Half of them then had a region of the brain called the right temporo-parietal junction suppressed, while the other half were zapped elsewhere. Both groups were asked immediately afterwards to rate how moral person B’s actions were. Those without a functional TPJ were more likely to say B acted morally than those with another area of their brain disabled.
That was as expected: functional Magnetic Resonance Imaging had already suggested what that area of the brain did. The TPJ is where we ponder what something is thinking, what’s known as our “theory of mind.” Assessing the morality of this situation depends on being able to read person B’s intention; if you think they intended to kill A, then their actions were immoral.
 The ornate Chinese characters that make up part of the Japanese alphabet, eg. 漢字
 If you don’t think math is creative, search out proofs of the Pythagorian Theorem. There are hundreds to choose from, using every technique from high-level math to slicing up squares!
 Gage’s psychological changes are somewhat controversial, since the evidence is thin and Harlow would sometimes exaggerate the change in personality. Recent evidence suggests Gage recovered most of his self-control before he died, though he was still a different person. Still, no-one denies he changed after the accident, they merely haggle over the degree of change.
 To protect a patient’s identity, researchers refer to them only by their initials. HM has since passed away, and finally permitted his real name to be made public: Henry Gustav Molaison.

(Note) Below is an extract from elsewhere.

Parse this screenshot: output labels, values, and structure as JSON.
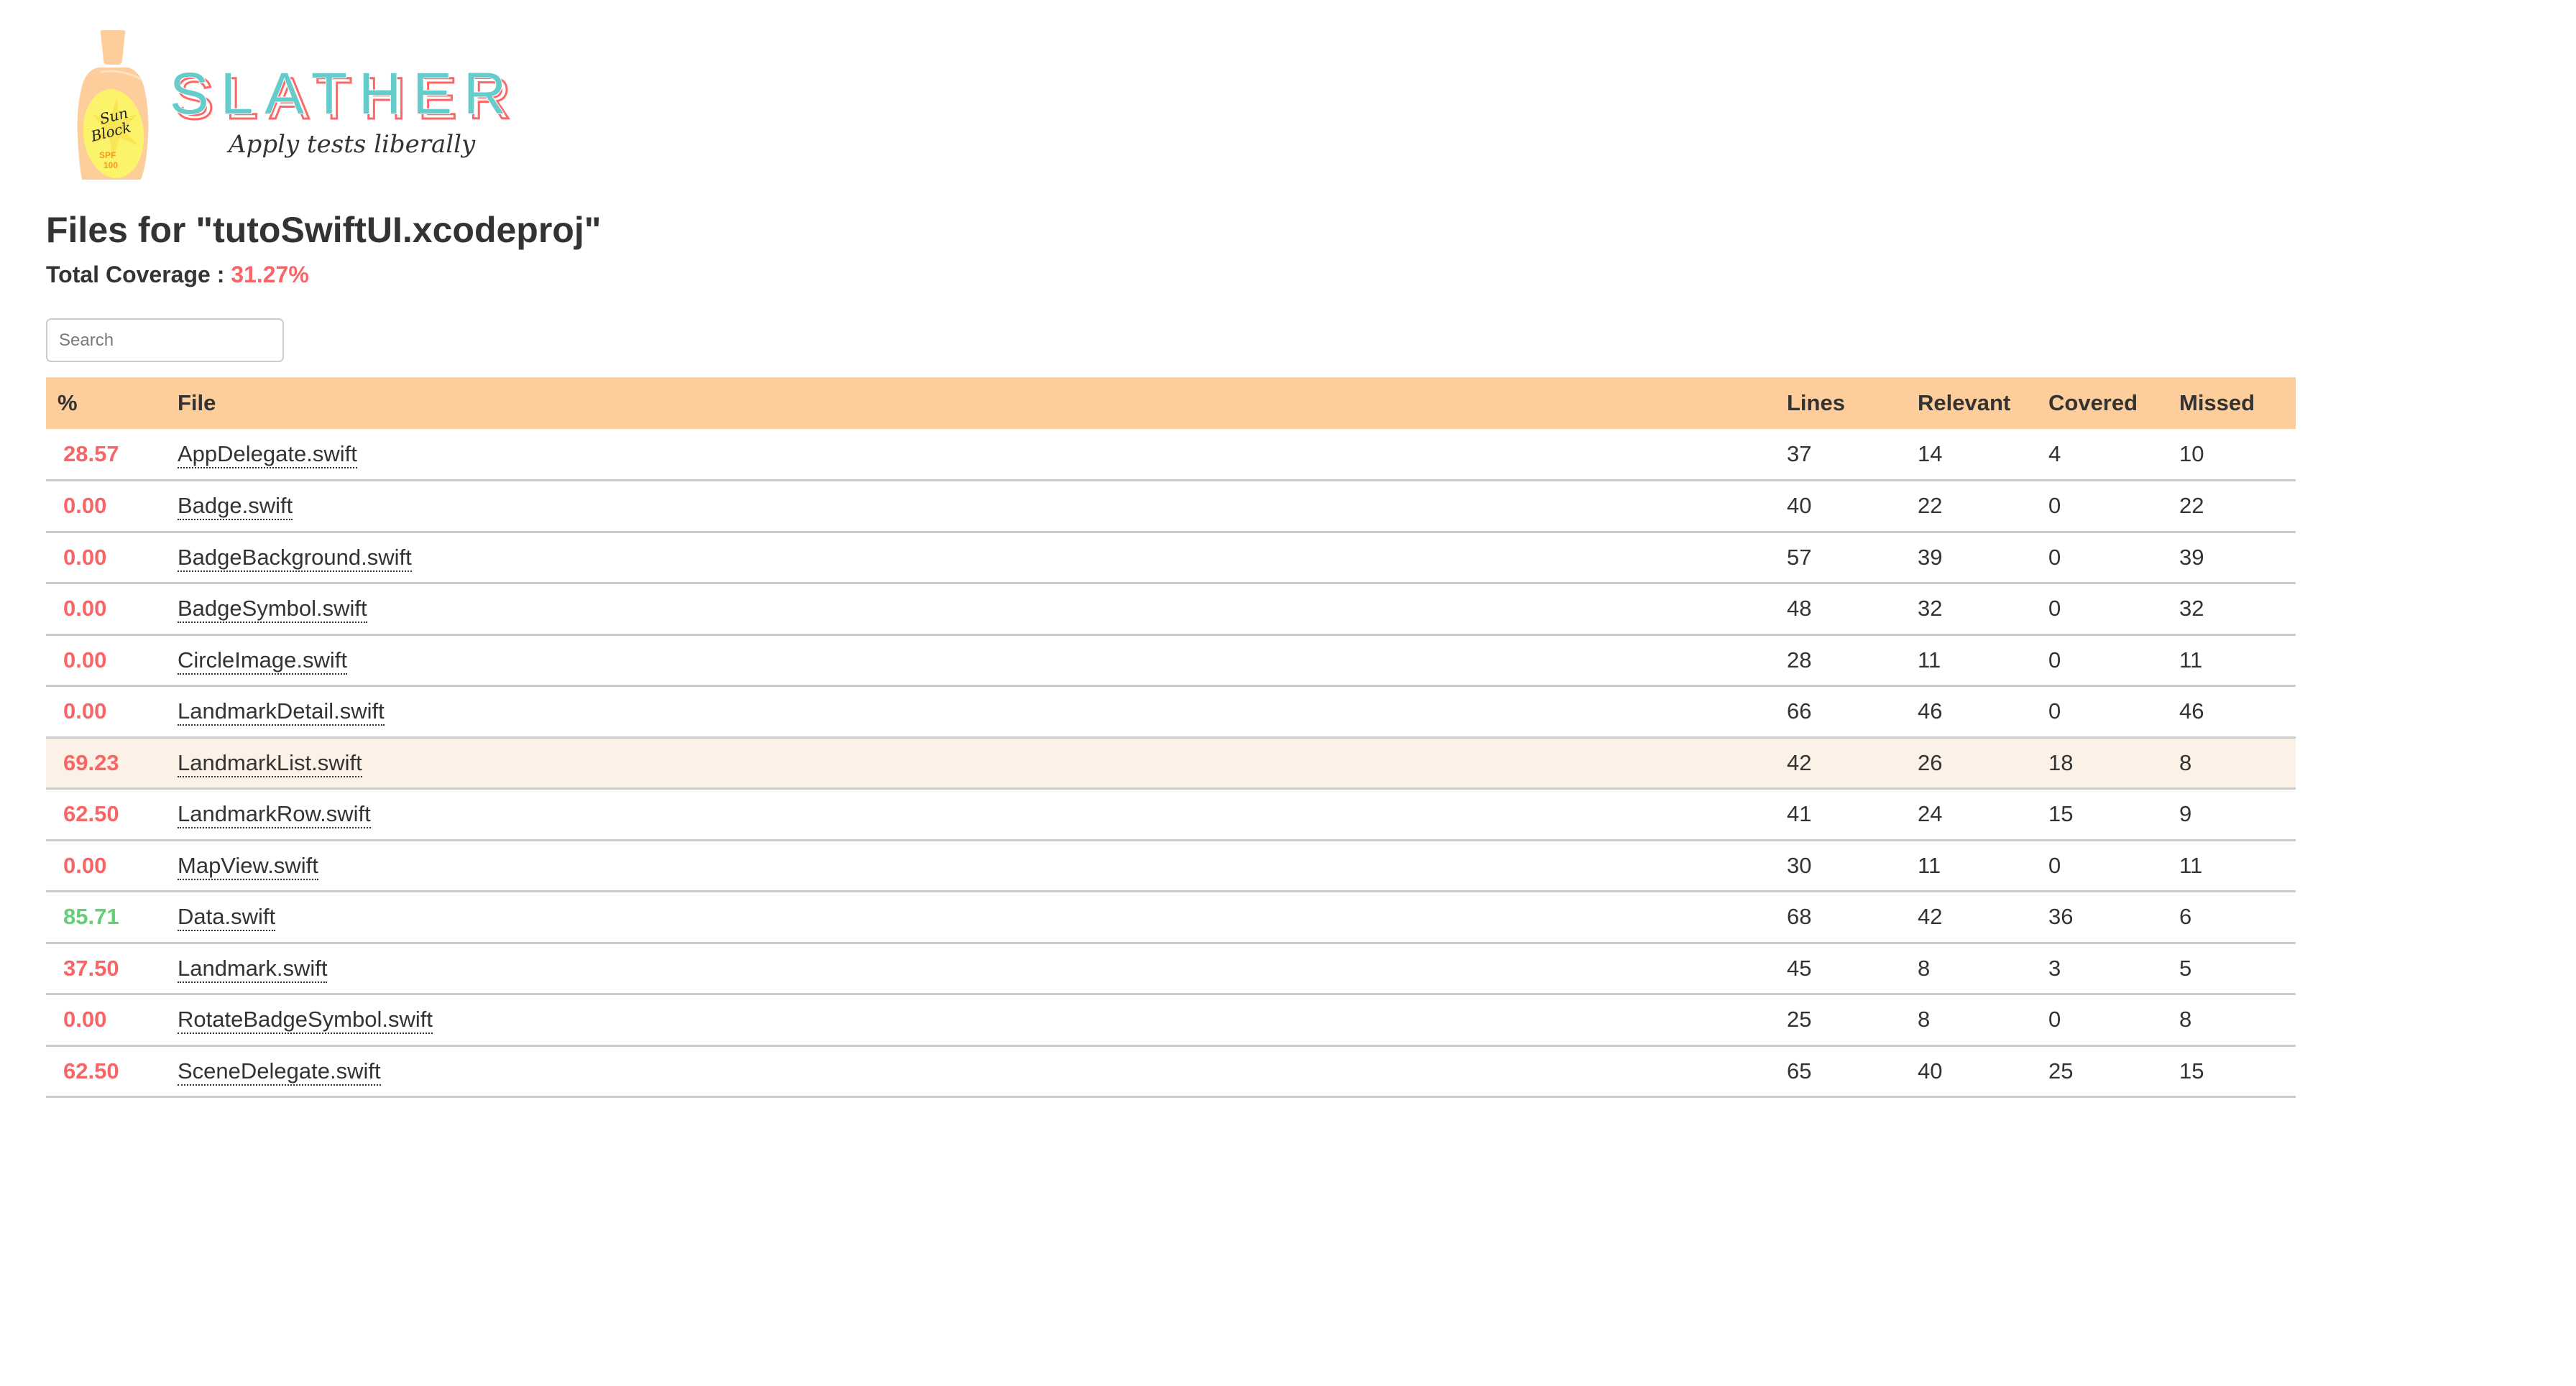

 Incidentally, brain regions are named for where they are, not what they do. Take one of your hands and place the palm of it over one ear, thumb down, with your fingers wrapping around the back of your head, just above the spot where your neck attaches. You’re covering one of your temporal lobes; do the same with your other hand to cover the other. The medial bits are buried deep inside, right next to each other as well as the spot where your spine plugs in.
 Remember the palm trick? First, find the bony bit of your right palm that’s just above your wrist. Now put your right palm to your right ear as before; that bit is roughly where the right TPJ is, right around where the top of your earlobe attaches to your head.
 Note that this also suggests a biological basis for Morality…